After Lakewalk incident, Duluth schools warn families about use of pellet guns
Duluth police investigated after track athletes were struck by pellets while running along the lakeshore.
DULUTH — A non-sanctioned game involving pellet guns and East High School students resulted in police involvement earlier this week, and caused the school district to write a letter to families, calling it "unacceptable behavior."
Duluth police responded Wednesday afternoon to the Lakewalk, where police say students running for track practice reported being struck with pellets fired from a gun.
An officer located the individual responsible for the incident and gave the person a verbal reprimand, leaving discipline up to the parents, the Duluth Police Department told the News Tribune on Friday. No charges were filed, and the school resource officer was informed.

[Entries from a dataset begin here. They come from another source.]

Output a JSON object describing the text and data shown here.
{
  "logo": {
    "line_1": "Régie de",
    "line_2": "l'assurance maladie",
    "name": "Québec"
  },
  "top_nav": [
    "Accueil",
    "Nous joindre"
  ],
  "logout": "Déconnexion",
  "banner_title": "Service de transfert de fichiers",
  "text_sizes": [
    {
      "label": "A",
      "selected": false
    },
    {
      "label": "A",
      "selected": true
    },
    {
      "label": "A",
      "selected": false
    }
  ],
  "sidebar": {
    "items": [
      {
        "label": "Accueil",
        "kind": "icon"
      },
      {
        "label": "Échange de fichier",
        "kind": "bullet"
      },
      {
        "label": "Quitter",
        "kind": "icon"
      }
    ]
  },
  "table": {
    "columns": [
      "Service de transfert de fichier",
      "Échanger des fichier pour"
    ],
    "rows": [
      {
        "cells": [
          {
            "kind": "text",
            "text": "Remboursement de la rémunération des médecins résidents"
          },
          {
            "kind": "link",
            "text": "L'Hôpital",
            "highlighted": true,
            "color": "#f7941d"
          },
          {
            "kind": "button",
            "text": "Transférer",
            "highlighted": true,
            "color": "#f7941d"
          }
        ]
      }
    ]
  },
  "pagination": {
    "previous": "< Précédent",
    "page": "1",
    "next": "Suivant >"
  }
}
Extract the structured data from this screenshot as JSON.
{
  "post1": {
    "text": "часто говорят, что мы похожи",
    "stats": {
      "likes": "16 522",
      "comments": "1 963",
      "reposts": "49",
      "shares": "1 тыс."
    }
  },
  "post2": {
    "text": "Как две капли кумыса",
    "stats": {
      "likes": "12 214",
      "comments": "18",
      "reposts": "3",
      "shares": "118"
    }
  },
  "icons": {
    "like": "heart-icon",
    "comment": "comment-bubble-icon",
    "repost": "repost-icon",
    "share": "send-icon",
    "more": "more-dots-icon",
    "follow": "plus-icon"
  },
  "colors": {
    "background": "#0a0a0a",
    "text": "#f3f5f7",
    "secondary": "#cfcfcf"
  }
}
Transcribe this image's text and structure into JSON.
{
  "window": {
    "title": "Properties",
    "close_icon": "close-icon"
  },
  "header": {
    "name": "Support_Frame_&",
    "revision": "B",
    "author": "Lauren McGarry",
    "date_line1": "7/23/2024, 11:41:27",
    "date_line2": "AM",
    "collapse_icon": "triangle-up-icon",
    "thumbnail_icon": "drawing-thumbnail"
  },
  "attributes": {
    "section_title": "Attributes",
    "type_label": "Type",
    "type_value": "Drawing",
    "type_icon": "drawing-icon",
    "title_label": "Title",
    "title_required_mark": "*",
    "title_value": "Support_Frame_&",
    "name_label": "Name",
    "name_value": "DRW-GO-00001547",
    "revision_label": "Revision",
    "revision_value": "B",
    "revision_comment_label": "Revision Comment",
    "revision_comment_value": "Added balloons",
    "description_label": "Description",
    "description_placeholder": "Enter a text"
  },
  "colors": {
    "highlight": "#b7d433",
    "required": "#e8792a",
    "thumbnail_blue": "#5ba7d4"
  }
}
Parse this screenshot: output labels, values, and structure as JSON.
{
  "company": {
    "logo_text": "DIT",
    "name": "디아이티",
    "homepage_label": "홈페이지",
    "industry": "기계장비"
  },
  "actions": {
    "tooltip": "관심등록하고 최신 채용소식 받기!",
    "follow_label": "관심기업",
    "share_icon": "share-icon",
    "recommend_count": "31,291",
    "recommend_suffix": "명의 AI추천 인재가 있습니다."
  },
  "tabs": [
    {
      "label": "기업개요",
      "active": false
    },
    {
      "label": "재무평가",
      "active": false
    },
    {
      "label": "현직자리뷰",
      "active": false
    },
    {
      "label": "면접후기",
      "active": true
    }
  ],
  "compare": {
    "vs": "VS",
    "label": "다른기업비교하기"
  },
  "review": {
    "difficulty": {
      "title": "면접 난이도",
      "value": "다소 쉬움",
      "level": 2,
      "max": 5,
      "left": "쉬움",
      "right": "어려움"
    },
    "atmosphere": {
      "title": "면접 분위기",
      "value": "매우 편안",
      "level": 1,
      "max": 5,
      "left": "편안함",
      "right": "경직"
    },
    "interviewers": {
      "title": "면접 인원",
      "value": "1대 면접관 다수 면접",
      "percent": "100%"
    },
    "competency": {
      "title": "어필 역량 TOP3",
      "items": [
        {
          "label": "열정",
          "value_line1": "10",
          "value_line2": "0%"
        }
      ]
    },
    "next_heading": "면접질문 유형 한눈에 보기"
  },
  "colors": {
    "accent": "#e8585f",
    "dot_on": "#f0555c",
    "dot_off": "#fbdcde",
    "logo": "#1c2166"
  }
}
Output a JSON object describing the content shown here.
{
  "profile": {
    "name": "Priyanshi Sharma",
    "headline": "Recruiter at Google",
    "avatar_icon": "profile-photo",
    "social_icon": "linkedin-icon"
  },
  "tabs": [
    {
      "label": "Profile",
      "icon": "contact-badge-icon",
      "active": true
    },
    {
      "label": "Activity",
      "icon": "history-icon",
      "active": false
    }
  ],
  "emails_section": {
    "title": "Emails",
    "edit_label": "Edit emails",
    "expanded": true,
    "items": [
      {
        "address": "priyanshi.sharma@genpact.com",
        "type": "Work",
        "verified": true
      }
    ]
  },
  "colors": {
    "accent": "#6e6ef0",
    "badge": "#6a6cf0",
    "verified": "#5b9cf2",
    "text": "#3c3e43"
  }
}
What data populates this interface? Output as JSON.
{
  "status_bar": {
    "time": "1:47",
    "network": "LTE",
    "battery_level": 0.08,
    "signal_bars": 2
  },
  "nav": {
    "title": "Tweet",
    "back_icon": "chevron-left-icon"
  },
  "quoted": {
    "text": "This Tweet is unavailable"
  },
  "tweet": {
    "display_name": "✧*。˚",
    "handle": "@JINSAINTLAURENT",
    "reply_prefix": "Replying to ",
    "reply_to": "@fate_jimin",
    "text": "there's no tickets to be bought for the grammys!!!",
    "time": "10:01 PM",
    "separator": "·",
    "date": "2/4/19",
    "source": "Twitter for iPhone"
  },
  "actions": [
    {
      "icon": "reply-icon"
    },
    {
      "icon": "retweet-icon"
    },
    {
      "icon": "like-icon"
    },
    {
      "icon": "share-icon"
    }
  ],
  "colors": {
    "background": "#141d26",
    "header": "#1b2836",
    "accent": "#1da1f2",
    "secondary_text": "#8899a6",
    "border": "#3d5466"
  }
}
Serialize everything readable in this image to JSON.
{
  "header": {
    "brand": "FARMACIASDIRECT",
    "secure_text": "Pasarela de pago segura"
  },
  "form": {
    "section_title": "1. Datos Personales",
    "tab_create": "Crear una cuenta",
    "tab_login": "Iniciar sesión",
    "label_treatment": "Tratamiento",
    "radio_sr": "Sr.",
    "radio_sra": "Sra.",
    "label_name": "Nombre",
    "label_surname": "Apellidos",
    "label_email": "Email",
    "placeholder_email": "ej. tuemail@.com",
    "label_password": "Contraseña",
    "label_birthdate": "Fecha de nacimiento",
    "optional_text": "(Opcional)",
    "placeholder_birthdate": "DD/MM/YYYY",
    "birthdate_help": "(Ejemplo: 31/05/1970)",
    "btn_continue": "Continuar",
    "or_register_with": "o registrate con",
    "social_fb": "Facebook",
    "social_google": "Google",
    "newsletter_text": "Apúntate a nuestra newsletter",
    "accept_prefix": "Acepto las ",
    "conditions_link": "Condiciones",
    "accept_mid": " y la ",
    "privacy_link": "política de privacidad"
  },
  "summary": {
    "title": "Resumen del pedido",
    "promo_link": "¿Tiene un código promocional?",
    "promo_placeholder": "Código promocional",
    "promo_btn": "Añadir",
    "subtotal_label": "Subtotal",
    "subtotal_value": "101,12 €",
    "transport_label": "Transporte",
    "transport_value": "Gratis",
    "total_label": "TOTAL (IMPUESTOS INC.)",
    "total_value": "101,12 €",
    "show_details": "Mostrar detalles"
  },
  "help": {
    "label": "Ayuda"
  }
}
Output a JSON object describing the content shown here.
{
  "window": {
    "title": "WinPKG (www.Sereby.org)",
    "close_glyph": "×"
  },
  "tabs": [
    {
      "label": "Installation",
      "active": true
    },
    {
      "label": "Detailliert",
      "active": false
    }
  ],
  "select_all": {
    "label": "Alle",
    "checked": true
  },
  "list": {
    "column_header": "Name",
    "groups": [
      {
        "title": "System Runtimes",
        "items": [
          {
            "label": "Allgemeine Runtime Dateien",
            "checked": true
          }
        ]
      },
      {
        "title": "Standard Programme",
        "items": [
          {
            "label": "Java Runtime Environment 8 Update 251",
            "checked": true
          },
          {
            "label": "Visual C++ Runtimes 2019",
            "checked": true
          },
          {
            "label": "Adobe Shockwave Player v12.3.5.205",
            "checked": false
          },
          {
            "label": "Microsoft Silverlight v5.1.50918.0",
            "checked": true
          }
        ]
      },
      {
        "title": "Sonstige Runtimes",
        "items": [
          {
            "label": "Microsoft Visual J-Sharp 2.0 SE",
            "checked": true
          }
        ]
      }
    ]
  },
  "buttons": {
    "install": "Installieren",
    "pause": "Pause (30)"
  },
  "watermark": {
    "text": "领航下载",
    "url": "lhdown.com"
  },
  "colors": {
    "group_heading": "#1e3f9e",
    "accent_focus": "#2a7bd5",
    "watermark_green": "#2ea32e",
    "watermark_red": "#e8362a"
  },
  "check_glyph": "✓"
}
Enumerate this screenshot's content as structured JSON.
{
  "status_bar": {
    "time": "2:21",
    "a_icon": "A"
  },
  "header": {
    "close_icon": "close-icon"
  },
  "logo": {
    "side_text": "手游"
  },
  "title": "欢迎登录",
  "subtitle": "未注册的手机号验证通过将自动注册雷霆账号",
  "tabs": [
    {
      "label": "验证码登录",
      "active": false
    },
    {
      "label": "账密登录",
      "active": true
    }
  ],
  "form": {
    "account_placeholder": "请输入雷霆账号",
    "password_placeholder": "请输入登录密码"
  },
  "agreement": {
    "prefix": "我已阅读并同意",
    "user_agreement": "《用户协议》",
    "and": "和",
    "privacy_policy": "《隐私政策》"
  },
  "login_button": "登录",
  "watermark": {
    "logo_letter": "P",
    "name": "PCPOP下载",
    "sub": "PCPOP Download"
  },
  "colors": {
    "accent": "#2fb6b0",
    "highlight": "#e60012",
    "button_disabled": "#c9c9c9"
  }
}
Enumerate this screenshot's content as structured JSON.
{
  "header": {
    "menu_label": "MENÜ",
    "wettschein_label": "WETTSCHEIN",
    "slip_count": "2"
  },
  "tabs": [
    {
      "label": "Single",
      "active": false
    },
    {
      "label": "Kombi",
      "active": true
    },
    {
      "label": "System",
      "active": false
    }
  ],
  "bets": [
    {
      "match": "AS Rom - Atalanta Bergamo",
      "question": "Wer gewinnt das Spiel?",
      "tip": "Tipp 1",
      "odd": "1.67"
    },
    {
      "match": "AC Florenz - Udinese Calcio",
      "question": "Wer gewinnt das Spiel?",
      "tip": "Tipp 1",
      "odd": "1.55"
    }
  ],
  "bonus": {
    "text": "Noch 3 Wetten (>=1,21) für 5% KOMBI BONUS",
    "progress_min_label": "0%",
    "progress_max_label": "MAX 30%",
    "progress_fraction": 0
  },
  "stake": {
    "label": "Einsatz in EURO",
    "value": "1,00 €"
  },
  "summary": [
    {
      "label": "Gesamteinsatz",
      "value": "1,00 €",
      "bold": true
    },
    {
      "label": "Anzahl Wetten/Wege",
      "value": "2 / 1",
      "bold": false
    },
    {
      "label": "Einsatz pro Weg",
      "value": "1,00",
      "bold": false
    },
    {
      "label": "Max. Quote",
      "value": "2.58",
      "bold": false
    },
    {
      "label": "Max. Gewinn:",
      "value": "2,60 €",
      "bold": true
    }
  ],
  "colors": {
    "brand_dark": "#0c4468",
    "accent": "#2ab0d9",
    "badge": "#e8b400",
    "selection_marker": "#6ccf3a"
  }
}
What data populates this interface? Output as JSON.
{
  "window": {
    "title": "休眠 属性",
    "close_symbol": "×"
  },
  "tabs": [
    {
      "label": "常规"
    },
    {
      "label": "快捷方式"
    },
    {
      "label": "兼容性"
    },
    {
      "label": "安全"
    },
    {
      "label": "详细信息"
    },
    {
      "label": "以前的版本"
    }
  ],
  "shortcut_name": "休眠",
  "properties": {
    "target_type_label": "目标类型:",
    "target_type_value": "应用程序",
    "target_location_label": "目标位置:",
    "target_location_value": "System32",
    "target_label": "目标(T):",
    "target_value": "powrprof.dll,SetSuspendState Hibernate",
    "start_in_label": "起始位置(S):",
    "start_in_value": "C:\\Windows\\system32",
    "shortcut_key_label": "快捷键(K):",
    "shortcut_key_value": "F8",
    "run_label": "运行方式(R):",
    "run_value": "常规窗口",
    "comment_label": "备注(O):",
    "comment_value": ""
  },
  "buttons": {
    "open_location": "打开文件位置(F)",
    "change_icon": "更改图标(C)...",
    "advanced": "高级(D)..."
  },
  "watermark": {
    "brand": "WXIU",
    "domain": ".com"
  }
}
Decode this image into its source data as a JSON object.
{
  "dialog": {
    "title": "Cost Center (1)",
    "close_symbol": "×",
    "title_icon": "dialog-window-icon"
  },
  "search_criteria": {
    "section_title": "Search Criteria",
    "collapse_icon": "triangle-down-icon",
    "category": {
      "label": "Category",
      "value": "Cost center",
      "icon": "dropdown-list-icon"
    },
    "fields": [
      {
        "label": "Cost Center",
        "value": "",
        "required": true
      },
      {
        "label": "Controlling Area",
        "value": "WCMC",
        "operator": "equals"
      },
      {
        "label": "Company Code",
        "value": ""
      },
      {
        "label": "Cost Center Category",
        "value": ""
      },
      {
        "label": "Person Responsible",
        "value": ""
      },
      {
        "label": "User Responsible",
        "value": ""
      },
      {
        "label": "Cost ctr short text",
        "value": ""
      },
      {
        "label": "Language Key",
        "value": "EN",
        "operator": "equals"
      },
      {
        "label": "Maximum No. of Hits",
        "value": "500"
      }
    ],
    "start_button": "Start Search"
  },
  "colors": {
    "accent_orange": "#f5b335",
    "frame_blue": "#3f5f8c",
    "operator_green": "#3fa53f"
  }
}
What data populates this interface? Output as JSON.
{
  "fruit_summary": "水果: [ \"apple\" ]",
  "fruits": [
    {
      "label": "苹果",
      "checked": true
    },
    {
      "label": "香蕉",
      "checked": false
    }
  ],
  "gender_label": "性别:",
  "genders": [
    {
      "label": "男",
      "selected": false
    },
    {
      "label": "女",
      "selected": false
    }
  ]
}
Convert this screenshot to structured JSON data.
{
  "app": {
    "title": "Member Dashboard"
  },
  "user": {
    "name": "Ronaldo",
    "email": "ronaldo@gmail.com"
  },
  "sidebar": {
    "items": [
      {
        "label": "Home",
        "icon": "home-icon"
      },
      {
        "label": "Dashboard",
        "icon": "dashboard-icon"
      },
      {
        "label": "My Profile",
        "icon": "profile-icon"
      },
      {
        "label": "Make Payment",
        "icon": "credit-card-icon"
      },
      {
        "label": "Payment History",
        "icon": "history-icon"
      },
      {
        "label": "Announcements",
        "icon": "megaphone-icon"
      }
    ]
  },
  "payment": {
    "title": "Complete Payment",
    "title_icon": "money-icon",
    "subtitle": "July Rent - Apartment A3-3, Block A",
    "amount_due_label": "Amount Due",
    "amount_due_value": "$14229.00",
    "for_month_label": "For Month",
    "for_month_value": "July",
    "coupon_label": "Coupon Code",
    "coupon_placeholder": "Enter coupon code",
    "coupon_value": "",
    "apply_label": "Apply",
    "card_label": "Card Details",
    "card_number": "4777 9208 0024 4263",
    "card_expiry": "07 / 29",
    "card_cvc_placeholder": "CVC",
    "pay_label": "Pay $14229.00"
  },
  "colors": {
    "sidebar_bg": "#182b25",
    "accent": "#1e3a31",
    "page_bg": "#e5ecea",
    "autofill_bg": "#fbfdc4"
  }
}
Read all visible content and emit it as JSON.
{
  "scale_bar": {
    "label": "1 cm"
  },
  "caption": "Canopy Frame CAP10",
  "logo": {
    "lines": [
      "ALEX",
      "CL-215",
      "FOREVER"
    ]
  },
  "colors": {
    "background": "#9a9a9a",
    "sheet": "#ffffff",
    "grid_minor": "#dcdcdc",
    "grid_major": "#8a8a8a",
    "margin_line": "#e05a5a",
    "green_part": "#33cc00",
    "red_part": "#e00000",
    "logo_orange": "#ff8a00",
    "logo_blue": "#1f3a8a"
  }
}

That incident was later acted upon by the school district, using steps outlined in the student handbook, said district spokesperson Adelle Wellens, declining to say what happened to the student due to data privacy laws.
But Wellens described it as part of a bigger, ongoing event. She shared the contents of a letter sent to East parents.
“We have been made aware that some young people in our area have been using pellet and gel pellet guns to attack each other as part of a game or challenge, similar to the Nerf wars that started years ago,” the letter said, referencing a game in which students shoot one another using toy guns and soft projectiles.
“This is highly dangerous and unacceptable behavior and students are prohibited from using these weapons at school, on school property, or at school events at any time,” the letter added.
Duluth East Principal Danette Seboe also sent a letter home to track students and parents, informing them of the Lakewalk incident and offering support. The letter asks students to reach out if they have further information about pellet gun game play.
The pellet guns, often referred to as airsoft guns, are heavier weapons that often replicate the look and feel of a regular firearm — save for an orange tip at the end of the barrel.
In the letter home to families, the school district reminded them that local police and schools frequently raise concerns about airsoft guns, and surrounding issues with non-sanctioned challenge games, including trespassing, distracted driving and assault. Two Lakeville (Minnesota) High School students were killed when they were involved in a vehicle crash playing a Nerf war in 2015.
The district asked that parents speak to their students about the dangers related to the behavior and risks associated with using the guns.
“Pellet and gel pellet guns are considered a ‘dangerous weapon’ under the student handbook,” the school district’s letter said. “Students caught possessing and/or using these weapons on school property, in a school zone, or off school grounds at any school-related activity, event, or function will be subject to suspension and/or expulsion.”
The district letter concluded by saying: "Students running or driving around with any type of pellet and gel pellet weapons can cause panic in our community."
This story was updated at 9:50 a.m. March 26 to correct the spelling of Danette Seboe's last name. It was originally posted at 5:23 p.m. March 25. The News Tribune regrets the error.